The Savings Banks Foundation (Funcas) has updated today its macroeconomic forecasts and predicts a growth of the Gross Domestic Product (GDP) for 2024 of 1.8%, aligned with the economic recovery throughout Europe. The organization expects that the level of economic activity registered before the pandemic will be reached that year. In the short term, they set Spanish GDP at 5.2% for 2022 and believe that will fall during 2023 to the threshold of 1%, weighed down by lower consumption as the mattress that families generated during the pandemic was depleted.
As published by the experts Raymond Torres and María Jesús Fernández in the latest issue of ‘Cuadernos de Información Económica’, forecasts are subject to a high degree of uncertainty due to the behavior of energy markets and geopolitical risk. The evolution of the Chinese economy, the rate of increase in official interest rates or the response of financial markets to public debt issues are also variables to take into account in the coming months.
In the short term, Funcas has revised its GDP forecast for 2022, which would stand at a rate of 5.2% as a consequence of the adjustments made by the National Statistics Institute (INE) in the quarterly growth figures for 2022, as well as the moderation of energy prices in recent months.

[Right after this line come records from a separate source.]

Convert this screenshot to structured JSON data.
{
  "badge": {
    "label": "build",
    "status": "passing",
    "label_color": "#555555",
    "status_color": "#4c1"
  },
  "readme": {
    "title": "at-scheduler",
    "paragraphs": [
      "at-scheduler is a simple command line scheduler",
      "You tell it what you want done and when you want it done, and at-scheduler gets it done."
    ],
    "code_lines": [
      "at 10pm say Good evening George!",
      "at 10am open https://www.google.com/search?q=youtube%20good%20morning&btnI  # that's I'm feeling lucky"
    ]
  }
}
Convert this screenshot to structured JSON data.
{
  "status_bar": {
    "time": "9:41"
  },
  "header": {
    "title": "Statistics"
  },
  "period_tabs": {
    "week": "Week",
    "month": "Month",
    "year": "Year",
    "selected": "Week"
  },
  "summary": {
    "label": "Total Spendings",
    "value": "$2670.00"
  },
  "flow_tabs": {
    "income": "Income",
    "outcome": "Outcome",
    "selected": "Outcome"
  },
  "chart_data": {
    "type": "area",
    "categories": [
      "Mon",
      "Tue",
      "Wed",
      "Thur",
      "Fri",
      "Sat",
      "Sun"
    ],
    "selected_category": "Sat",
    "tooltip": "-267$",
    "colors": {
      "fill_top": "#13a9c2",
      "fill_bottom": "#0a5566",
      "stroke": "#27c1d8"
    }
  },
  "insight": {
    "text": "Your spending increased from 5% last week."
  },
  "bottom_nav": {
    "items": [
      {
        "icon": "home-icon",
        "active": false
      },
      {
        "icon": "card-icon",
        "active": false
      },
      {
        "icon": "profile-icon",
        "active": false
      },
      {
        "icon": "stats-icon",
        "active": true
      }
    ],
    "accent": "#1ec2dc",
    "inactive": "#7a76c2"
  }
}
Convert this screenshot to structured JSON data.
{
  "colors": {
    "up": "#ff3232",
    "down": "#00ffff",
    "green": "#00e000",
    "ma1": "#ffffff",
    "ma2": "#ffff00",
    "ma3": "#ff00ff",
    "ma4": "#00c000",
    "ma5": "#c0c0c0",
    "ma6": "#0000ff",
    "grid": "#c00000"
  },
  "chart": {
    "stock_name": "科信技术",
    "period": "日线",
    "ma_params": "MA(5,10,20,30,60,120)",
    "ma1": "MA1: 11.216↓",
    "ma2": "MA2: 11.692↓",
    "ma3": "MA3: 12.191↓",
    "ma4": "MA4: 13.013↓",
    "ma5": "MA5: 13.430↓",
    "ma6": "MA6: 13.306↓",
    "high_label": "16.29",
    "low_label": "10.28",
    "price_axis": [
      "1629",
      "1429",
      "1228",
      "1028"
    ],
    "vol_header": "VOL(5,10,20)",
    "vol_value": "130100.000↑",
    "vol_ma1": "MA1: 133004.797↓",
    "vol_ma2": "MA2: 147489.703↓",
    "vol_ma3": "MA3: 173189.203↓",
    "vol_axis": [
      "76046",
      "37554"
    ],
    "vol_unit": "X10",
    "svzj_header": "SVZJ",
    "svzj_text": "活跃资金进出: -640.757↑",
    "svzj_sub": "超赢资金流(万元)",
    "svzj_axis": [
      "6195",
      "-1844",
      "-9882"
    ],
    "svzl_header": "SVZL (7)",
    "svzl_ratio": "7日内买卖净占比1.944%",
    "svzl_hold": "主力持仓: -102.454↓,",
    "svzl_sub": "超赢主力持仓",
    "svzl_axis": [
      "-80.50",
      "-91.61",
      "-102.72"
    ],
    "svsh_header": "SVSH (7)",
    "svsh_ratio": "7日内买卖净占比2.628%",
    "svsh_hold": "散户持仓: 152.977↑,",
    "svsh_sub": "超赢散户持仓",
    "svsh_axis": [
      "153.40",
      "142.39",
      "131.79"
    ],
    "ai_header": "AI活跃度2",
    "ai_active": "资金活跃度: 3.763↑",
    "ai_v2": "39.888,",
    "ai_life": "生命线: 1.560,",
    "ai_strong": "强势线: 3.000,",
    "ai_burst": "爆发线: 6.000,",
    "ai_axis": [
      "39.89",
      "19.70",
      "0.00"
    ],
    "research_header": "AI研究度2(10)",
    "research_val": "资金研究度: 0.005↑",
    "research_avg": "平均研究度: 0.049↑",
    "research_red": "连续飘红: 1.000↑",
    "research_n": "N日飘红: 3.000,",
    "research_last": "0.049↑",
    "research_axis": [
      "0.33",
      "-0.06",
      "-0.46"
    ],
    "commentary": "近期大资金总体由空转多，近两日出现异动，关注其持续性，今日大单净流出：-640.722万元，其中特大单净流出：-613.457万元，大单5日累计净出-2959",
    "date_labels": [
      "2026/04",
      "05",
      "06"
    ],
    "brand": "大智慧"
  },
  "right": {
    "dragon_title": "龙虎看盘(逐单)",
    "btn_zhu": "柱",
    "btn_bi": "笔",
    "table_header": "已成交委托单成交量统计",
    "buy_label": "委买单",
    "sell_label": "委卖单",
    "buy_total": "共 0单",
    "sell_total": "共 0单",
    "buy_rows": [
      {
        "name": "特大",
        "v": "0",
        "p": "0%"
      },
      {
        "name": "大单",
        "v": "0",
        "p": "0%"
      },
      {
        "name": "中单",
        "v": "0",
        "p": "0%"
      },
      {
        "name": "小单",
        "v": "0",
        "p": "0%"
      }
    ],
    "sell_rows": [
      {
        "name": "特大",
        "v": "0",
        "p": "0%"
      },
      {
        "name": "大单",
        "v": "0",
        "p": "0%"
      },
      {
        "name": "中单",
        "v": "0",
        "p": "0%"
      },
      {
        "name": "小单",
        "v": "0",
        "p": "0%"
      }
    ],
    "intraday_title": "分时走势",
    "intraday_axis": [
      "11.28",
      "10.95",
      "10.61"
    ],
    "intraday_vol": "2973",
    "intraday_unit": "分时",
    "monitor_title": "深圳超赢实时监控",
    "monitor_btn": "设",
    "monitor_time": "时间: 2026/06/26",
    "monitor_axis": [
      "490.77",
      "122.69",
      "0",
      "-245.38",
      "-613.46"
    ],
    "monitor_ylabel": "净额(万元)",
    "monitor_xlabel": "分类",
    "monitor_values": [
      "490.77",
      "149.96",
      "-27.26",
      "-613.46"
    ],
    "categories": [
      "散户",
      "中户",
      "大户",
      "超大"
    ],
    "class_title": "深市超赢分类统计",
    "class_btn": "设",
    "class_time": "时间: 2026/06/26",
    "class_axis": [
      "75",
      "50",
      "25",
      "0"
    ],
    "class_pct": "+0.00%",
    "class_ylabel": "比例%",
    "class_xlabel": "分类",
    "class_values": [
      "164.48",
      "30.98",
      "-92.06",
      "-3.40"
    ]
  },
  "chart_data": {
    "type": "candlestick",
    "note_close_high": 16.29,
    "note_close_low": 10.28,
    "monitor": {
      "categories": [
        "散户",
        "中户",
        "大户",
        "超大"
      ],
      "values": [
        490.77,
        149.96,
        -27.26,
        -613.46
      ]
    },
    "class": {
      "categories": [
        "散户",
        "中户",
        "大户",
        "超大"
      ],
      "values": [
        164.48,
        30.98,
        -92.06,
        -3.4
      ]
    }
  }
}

By 2023, GDP will fall to an average annual rate of 1%, although significant differences will be recorded depending on the quarter that is recorded. Specifically, Funcas forecasts that, after a slight drop in the first quarter, GDP will grow at a quarterly rate of close to 0.4%. In addition, they point out that the foreseeable de-escalation of the CPI in 2023 will partly offset the effects of the restrictive turn of monetary policy on spending, although the progressive depletion of the household savings cushion will limit the trajectory of private consumption.
As a result of this, and of the progressive recovery of the European economy, growth could reach 1.8% in 2024, which would make it possible to recover the level of activity prior to the pandemic. All components, both internal and external, will contribute growth that year.
Second-round inflation is contained
Regarding prices, from Funcas they have indicated that the de-escalation of the CPI that began at the end of 2022 will be prolonged, although gradually due to the inertia that characterizes underlying inflation —which is obtained by discounting the prices of energy and electricity. fresh food. Thus, he forecasts that the private consumption deflator will grow by 4.4% this year, eight tenths less than in the previous forecast. For its part, the GDP deflator, which reflects the underlying dynamics, will increase by 4.1%.
More business margins than salary increases
This forecast assumes a containment of the effects of the second round: both the average remuneration per employee and the business margins per unit produced will grow at a moderate rate, of 3.5% and 3.9%, respectively, according to the estimates of the foundation. . All in all, it is anticipated that the decline in inflation will take hold in 2024, with growth in the consumption deflator of 3.5% -still exceeding the target of the European Central Bank- and 3.2% in terms of the GDP deflator .
100,000 more jobs in 2023 and 250,000 in 2024.
According to the report, the expected slowdown in the international economy, and in particular the European one, will affect the external accounts, causing a deterioration of the current account balance in 2023. However, Funcas estimates that the trend will change in 2024 thanks to the overall improvement for that year, together with the good competitive positioning of Spanish companies. “In any case, given the European ‘Next Generation’ funds, the total balance will remain in positive territory throughout the forecast period“Torres pointed out.
As for the labor market, the expert has anticipated that it will suffer from the slowdown, but without reversing the recovery recorded in recent months. Funcas foresees the creation of almost 100,000 net jobs during this year and an additional 250,000 in 2024 (in full-time equivalent terms). All this could facilitate a slight reduction in the unemployment rate to around 11.5% at the end of the forecast period, still the worst result in the European Union, according to Funcas estimates.
Regarding the public deficit, Funcas estimates that the hole will be around 4.3% of GDP in 2023 and public debt will stand at 110%, records that will improve in 2024 in line with recovery. Finally, the Foundation’s forecasts include additional increases in the European Central Bank (ECB) deposit facility to reach 3.25% in the second quarter of 2023, from which time it would remain unchanged until early 2024. When would it start to decline?
On his side, he estimates that The Euribor could reach values close to 3.7% in the coming months, before easing slightly as expectations of further ECB rate hikes slow down. The result for households mortgaged at variable rates is an increase in the interest bill that could total 6,300 million euros in the next two years. The yield on public debt will follow a similar path, increasing interest payments by around 9,000 million until 2024.